  • Jordan A Shavit · David Ginsburg
    [Show abstract] [Hide abstract] ABSTRACT: This chapter covers hemophilias and other disordes of hemostasis, focusing on genetic factors and mutations associated with these disorders.
    Article · Dec 2013
  • Source
    [Show abstract] [Hide abstract] ABSTRACT: The interaction of protein C (PC) with the endothelial PC receptor (EPCR) enhances activated PC generation. We performed targeted gene sequencing of the PC gene (PROC) and EPCR genes (PROCR) in patients with unprovoked venous thromboembolism (VTE) to determine whether mutations that impair PC-EPCR interactions are associated with an increased risk of VTE. We sequenced exon 3 of PROC and exons 2 and 3 of PROCR (the exons that encode the protein-protein binding domains of PC and EPCR) in 653 patients with unprovoked VTE and in 627 healthy controls. Five single nucleotide variants, each in individual patients, were identified that result in abnormal PC (Arg9Cys, Val34Met, and Arg-1Cys) or abnormal EPCR proteins (Arg96Cys and Val170Leu). None of these single nucleotide variants were found in the controls. When the PC variants were expressed in human embryonic kidney 293 cells, all exhibited decreased synthesis, and 2 of the variants had reduced capacity for activated PC generation. When expressed on the surface of human embryonic kidney 293 cells, the EPCR variants showed reduced affinity for fluorescently labeled PC. In addition, the previously reported EPCR A3 haplotype, which promotes cellular shedding of EPCR, is over-represented in the patient group (P=0.001). This is the first targeted DNA sequencing analysis of PROC and PROCR in a large group of patients with unprovoked VTE. Our data suggest that mutations that impair PC-EPCR interactions may be associated with an increased risk of VTE.
    Full-text Article · Sep 2013 · Arteriosclerosis Thrombosis and Vascular Biology
  • Source
    Andrew Yee · Fen-Lai Tan · David Ginsburg
    [Show abstract] [Hide abstract] ABSTRACT: von Willebrand factor (VWF) tethers platelets to sites of vascular injury via interaction with the platelet surface receptor, GPIb. To further define the VWF sequences required for VWF-platelet interaction, a phage library displaying random VWF protein fragments was screened against formalin-fixed platelets. After 3 rounds of affinity selection, DNA sequencing of platelet-bound clones identified VWF peptides mapping exclusively to the A1 domain. Aligning these sequences defined a minimal, overlapping segment spanning P1254-A1461, which encompasses the C1272-C1458 cystine loop. Analysis of phage carrying a mutated A1 segment (C1272/1458A) confirmed the requirement of the cystine loop for optimal binding. Four rounds of affinity maturation of a randomly mutagenized A1 phage library identified 10 and 14 unique mutants associated with enhanced platelet binding in the presence and absence of botrocetin, respectively, with 2 mutants (S1370G and I1372V) common to both conditions. These results demonstrate the utility of filamentous phage for studying VWF protein structure-function and identify a minimal, contiguous peptide that bind to formalin-fixed platelets, confirming the importance of the VWF A1 domain with no evidence for another independently platelet-binding segment within VWF. These findings also point to key structural elements within the A1 domain that regulate VWF-platelet adhesion.
    Full-text Article · Sep 2013 · PLoS ONE

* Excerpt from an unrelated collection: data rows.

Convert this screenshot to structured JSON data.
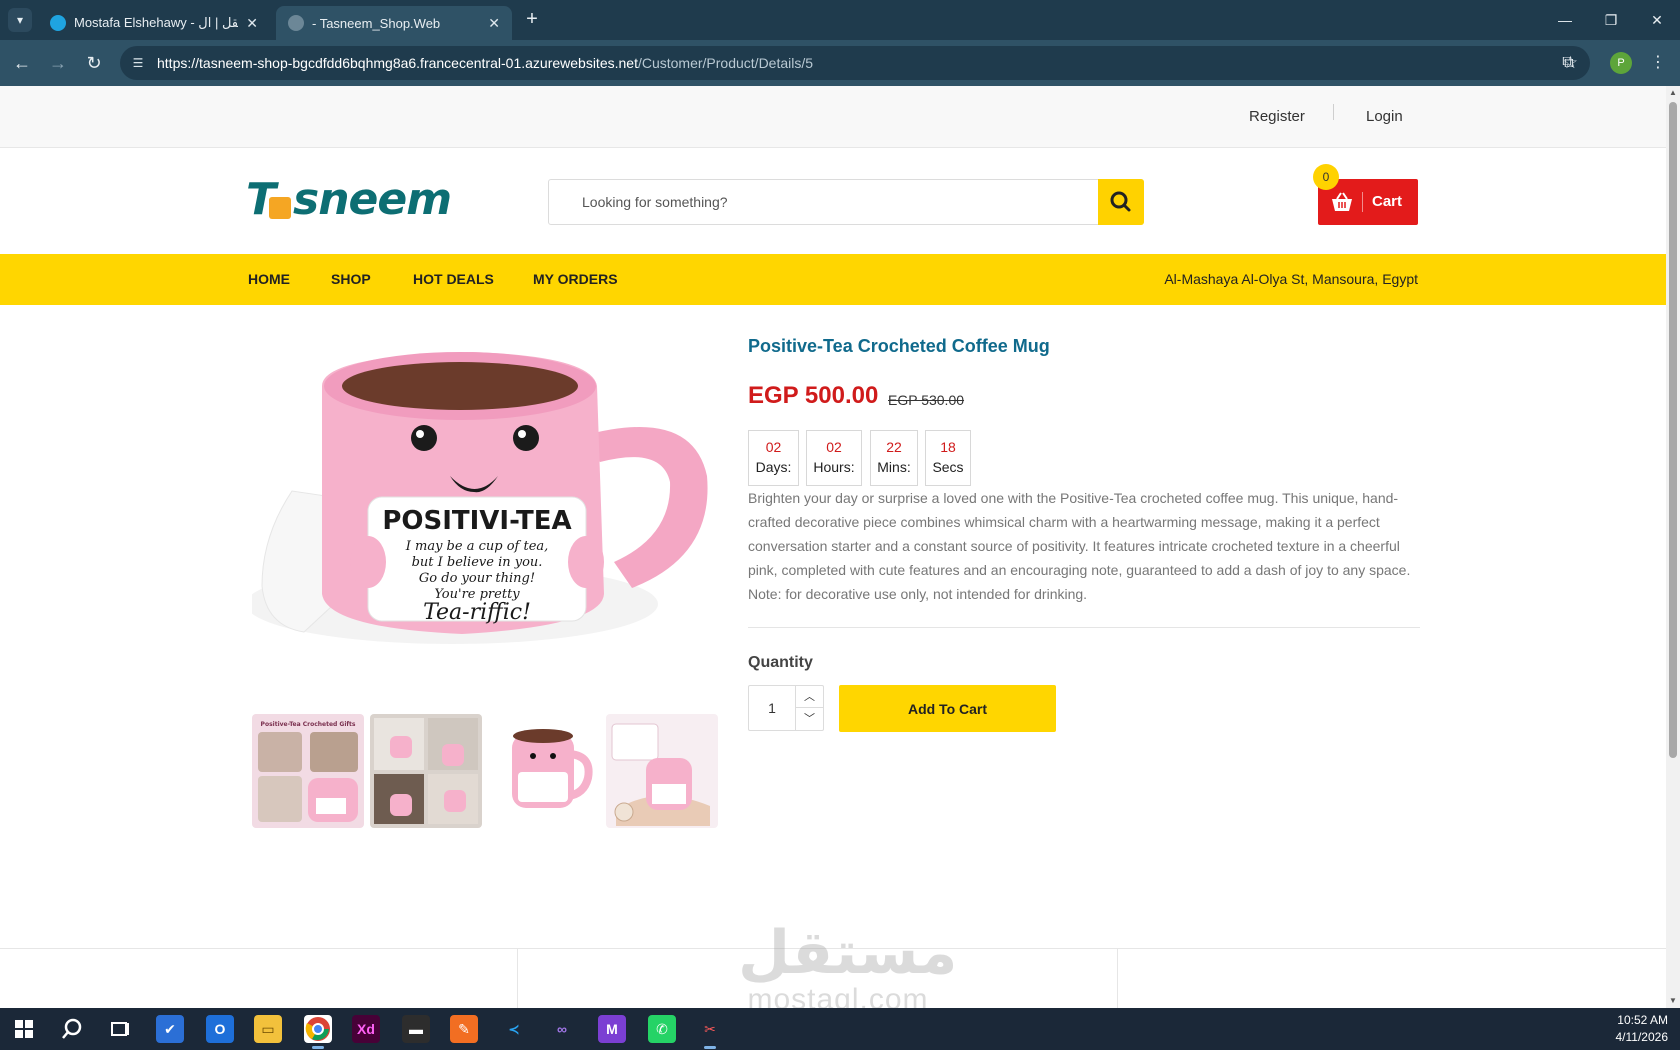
{
  "browser": {
    "tabs": [
      {
        "title": "Mostafa Elshehawy - مستقل | ال",
        "active": false
      },
      {
        "title": "- Tasneem_Shop.Web",
        "active": true
      }
    ],
    "url_host": "https://tasneem-shop-bgcdfdd6bqhmg8a6.francecentral-01.azurewebsites.net",
    "url_path": "/Customer/Product/Details/5",
    "profile_initial": "P"
  },
  "topbar": {
    "register": "Register",
    "login": "Login"
  },
  "header": {
    "logo_text_t": "T",
    "logo_text_rest": "sneem",
    "search_placeholder": "Looking for something?",
    "cart_label": "Cart",
    "cart_count": "0"
  },
  "nav": {
    "items": [
      "HOME",
      "SHOP",
      "HOT DEALS",
      "MY ORDERS"
    ],
    "address": "Al-Mashaya Al-Olya St, Mansoura, Egypt"
  },
  "product": {
    "title": "Positive-Tea Crocheted Coffee Mug",
    "price": "EGP 500.00",
    "old_price": "EGP 530.00",
    "countdown": [
      {
        "value": "02",
        "unit": "Days:"
      },
      {
        "value": "02",
        "unit": "Hours:"
      },
      {
        "value": "22",
        "unit": "Mins:"
      },
      {
        "value": "18",
        "unit": "Secs"
      }
    ],
    "description": "Brighten your day or surprise a loved one with the Positive-Tea crocheted coffee mug. This unique, hand-crafted decorative piece combines whimsical charm with a heartwarming message, making it a perfect conversation starter and a constant source of positivity. It features intricate crocheted texture in a cheerful pink, completed with cute features and an encouraging note, guaranteed to add a dash of joy to any space. Note: for decorative use only, not intended for drinking.",
    "quantity_label": "Quantity",
    "quantity_value": "1",
    "add_to_cart": "Add To Cart",
    "image_card": {
      "heading": "POSITIVI-TEA",
      "line1": "I may be a cup of tea,",
      "line2": "but I believe in you.",
      "line3": "Go do your thing!",
      "line4": "You're pretty",
      "line5": "Tea-riffic!"
    },
    "thumb_caption": "Positive-Tea Crocheted Gifts"
  },
  "watermark": {
    "arabic": "مستقل",
    "latin": "mostaql.com"
  },
  "taskbar": {
    "time": "10:52 AM",
    "date": "4/11/2026"
  },
  "colors": {
    "brand_yellow": "#ffd600",
    "price_red": "#d01b1b",
    "title_blue": "#106a8c",
    "cart_red": "#e31b1b",
    "logo_teal": "#0d6e73"
  }
}
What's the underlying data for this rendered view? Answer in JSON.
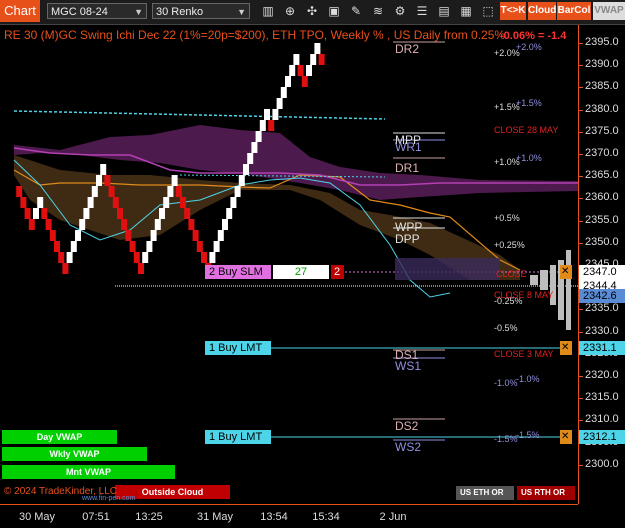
{
  "toolbar": {
    "chart_label": "Chart",
    "instrument": "MGC 08-24",
    "bar_type": "30 Renko",
    "tk_label": "T<>K",
    "cloud_label": "Cloud",
    "barcol_label": "BarCol",
    "vwap_label": "VWAP"
  },
  "header": {
    "title": "RE 30 (M)GC Swing Ichi Dec 22 (1%=20p=$200), ETH TPO, Weekly % , US Daily from 0.25%",
    "change": "-0.06% = -1.4"
  },
  "price_axis": {
    "labels": [
      "2395.0",
      "2390.0",
      "2385.0",
      "2380.0",
      "2375.0",
      "2370.0",
      "2365.0",
      "2360.0",
      "2355.0",
      "2350.0",
      "2345.0",
      "2340.0",
      "2335.0",
      "2330.0",
      "2325.0",
      "2320.0",
      "2315.0",
      "2310.0",
      "2305.0",
      "2300.0"
    ],
    "badges": [
      {
        "text": "2347.0",
        "bg": "#ffffff",
        "fg": "#000000"
      },
      {
        "text": "2344.4",
        "bg": "#ffffff",
        "fg": "#000000"
      },
      {
        "text": "2342.6",
        "bg": "#5a8cd6",
        "fg": "#000000"
      },
      {
        "text": "2331.1",
        "bg": "#4dd4e8",
        "fg": "#000000"
      },
      {
        "text": "2312.1",
        "bg": "#4dd4e8",
        "fg": "#000000"
      }
    ]
  },
  "time_axis": {
    "labels": [
      "30 May",
      "07:51",
      "13:25",
      "31 May",
      "13:54",
      "15:34",
      "2 Jun"
    ]
  },
  "levels": {
    "dr2": "DR2",
    "mpp": "MPP",
    "wr1": "WR1",
    "dr1": "DR1",
    "wpp": "WPP",
    "dpp": "DPP",
    "ds1": "DS1",
    "ws1": "WS1",
    "ds2": "DS2",
    "ws2": "WS2"
  },
  "pct_left": {
    "p20": "+2.0%",
    "p15": "+1.5%",
    "p10": "+1.0%",
    "p05": "+0.5%",
    "p025": "+0.25%",
    "m025": "-0.25%",
    "m05": "-0.5%",
    "m10": "-1.0%",
    "m15": "-1.5%"
  },
  "pct_right": {
    "p20": "+2.0%",
    "p15": "+1.5%",
    "p10": "+1.0%",
    "m10": "-1.0%",
    "m15": "-1.5%"
  },
  "closes": {
    "c28": "CLOSE 28 MAY",
    "c3": "CLOSE 3 MAY",
    "close_a": "CLOSE",
    "close_b": "CLOSE 8 MAY"
  },
  "orders": {
    "buy_slm": "2 Buy SLM",
    "slm_qty": "27",
    "slm_cnt": "2",
    "buy_lmt1": "1 Buy LMT",
    "buy_lmt2": "1 Buy LMT"
  },
  "vwap_bars": {
    "day": "Day VWAP",
    "wkly": "Wkly VWAP",
    "mnt": "Mnt VWAP",
    "outside": "Outside Cloud"
  },
  "footer": {
    "copyright": "© 2024 TradeKinder, LLC",
    "url": "www.fin-pen.com",
    "eth_btn": "US ETH OR",
    "rth_btn": "US RTH OR"
  },
  "colors": {
    "accent": "#e8501a",
    "cloud": "#6a2a6a",
    "orange_line": "#e08a1a",
    "cyan": "#4dd4e8",
    "down_brick": "#e01010",
    "up_brick": "#ffffff"
  }
}
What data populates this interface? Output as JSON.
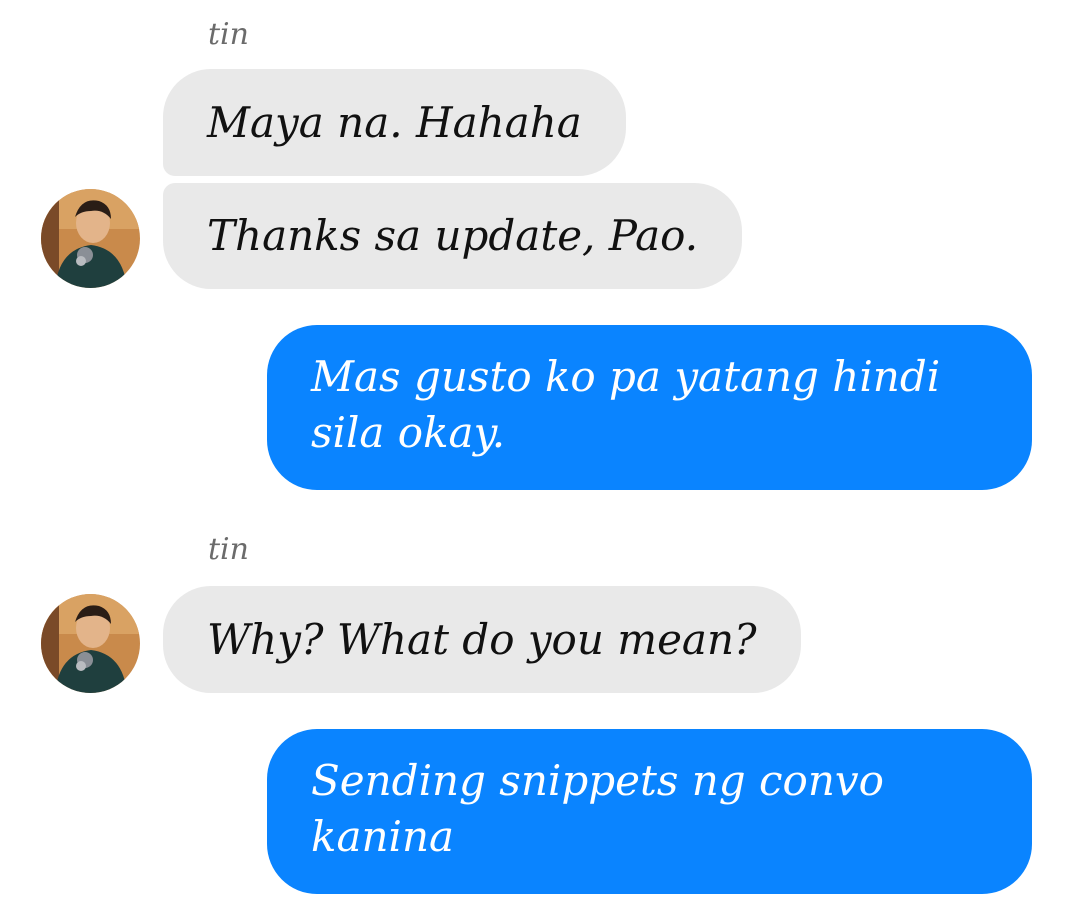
{
  "conversation": {
    "group_1": {
      "sender": "tin",
      "messages": [
        "Maya na. Hahaha",
        "Thanks sa update, Pao."
      ]
    },
    "outgoing_1": "Mas gusto ko pa yatang hindi sila okay.",
    "group_2": {
      "sender": "tin",
      "messages": [
        "Why? What do you mean?"
      ]
    },
    "outgoing_2": "Sending snippets ng convo kanina"
  },
  "colors": {
    "incoming_bubble": "#e9e9e9",
    "outgoing_bubble": "#0a84ff",
    "sender_name": "#6b6b6b"
  },
  "icons": {
    "avatar": "profile-photo"
  }
}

Publication Stats

6k Citations


  • 2014
    • Albert Einstein College of Medicine
      New York, New York, United States
  • 2006
    • Harvard University
      Cambridge, Massachusetts, United States
  • 2003-2005
    • Howard Hughes Medical Institute
      Ашбърн, Virginia, United States
  • 1993
    • Concordia University–Ann Arbor
      Ann Arbor, Michigan, United States